Friends, it is possible for us, as believers, to still let sin reign, but it is not because sin is so powerful it overcomes us. It is because we give willfully over to it. God calls us to live out our lives with a new freedom.
How do we enjoy this freedom? The Bible is full of instructions to us. By faith, I would encourage you to meditate much upon the cross of Christ. Often times the reason why we still have besetting sins which plague us over and over again is because we are not meditating upon the accomplished work of Jesus Christ. And then, by faith, be confident the accomplished work of Christ can set you free.
So often we believe the lie, “I just cannot live a different kind of life. This sin has enslaved me and I am addicted to it,” and we even use the language of addiction. I am not belittling how difficult habits are to overcome in practical, daily life, but I am elevating, as the Scripture does, the freedom Christ provides for the believer. That, we should, all of us, enjoy.
The last element is we are free from the power of the Devil himself and from his minions, as we read in Verse 15,
15 And having disarmed the powers and authorities, he made a public spectacle of them, triumphing over them by the cross.
Paul is telling us, if we meditate upon the cross we will realize all of the enemies of God, Satan and all of his minions, have been rendered absolutely powerless. In the cross, they were made a public spectacle to reveal Jesus’ victory over them.
In 1st Century times, when a general won a war, after he had been away for two or three years in war, how would the people know his glory? There was no Fox News or CNN which covered the war. There were no video tapes people could look at. There were no pictures. There were no war reporters in that day. How would he communicate to the people the glory of his victory? As they were returning home, first, they would take empty chariots of the opposing army and they would have them enter first into the city. The citizens would recognize those to be enemy chariots with no warriors, meaning the fiercest kind of military arsenal is now rendered harmless.

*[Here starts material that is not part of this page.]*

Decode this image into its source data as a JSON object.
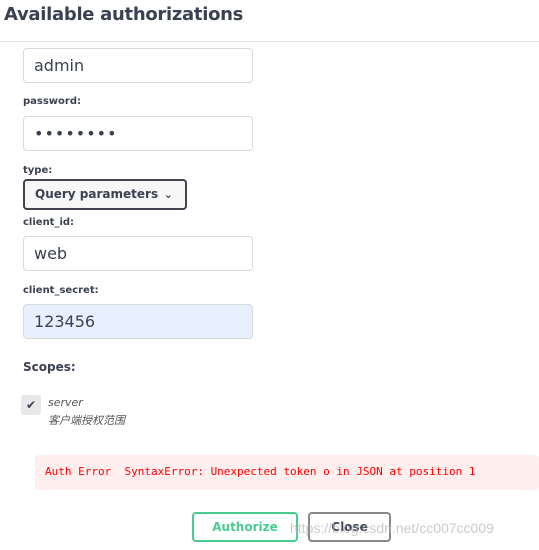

Then there would be the wagons full of shields, spears, and swords and as they clunked along the road they were rattling, but it is an empty rattling and there is nothing to fear. The enemy which was going to take siege over the city didn’t have weapons anymore.
Following the weapons would be wagons of gold and silver and now their “stuff” is captured. Following the gold and silver would be the people bound in chains and they would have to walk through people who used to fear them. They have no weapons. They are captive. They are marching to their death. It would be the children, the servants, the women, and finally the warriors.
The last to come in would be the general and everyone would make noise because the general caused all of this to happen.
Let me read one commentary, “No one in town that day could possibly be ignorant of what happened as hundreds of weary prisoners of war were paraded, straggling behind the conquering army. Shamed and exposed to public gaze, everyone can see there is nothing to fear from these once proud warriors.”
Friends, there is nothing to fear from Satan and his minions. Jesus Christ has set us free. Are you free? Complete freedom is bound and offered to you in Jesus Christ.
There are two things which may keep you from believing in Jesus and from repenting of your sin. Both of them have to do with pride. First, the force of pride minimizes our sin; “It is not that big of a deal. It is just a coat of paint I need. My soul is not in that much trouble.” That will keep you from repenting and believing in Jesus.
The second is the force of pride which maximizes your own ability; “Okay, it may be bad, but I think I can make up for it. I think I can scratch and claw my way back into God’s favor.”
Jesus Christ offers you and me liberty and freedom found only in Him. Come to Him and hear His gracious invitation upon your life. Christian friend, let us not have sin be our master anymore, for we are no longer under Law, but we live under grace.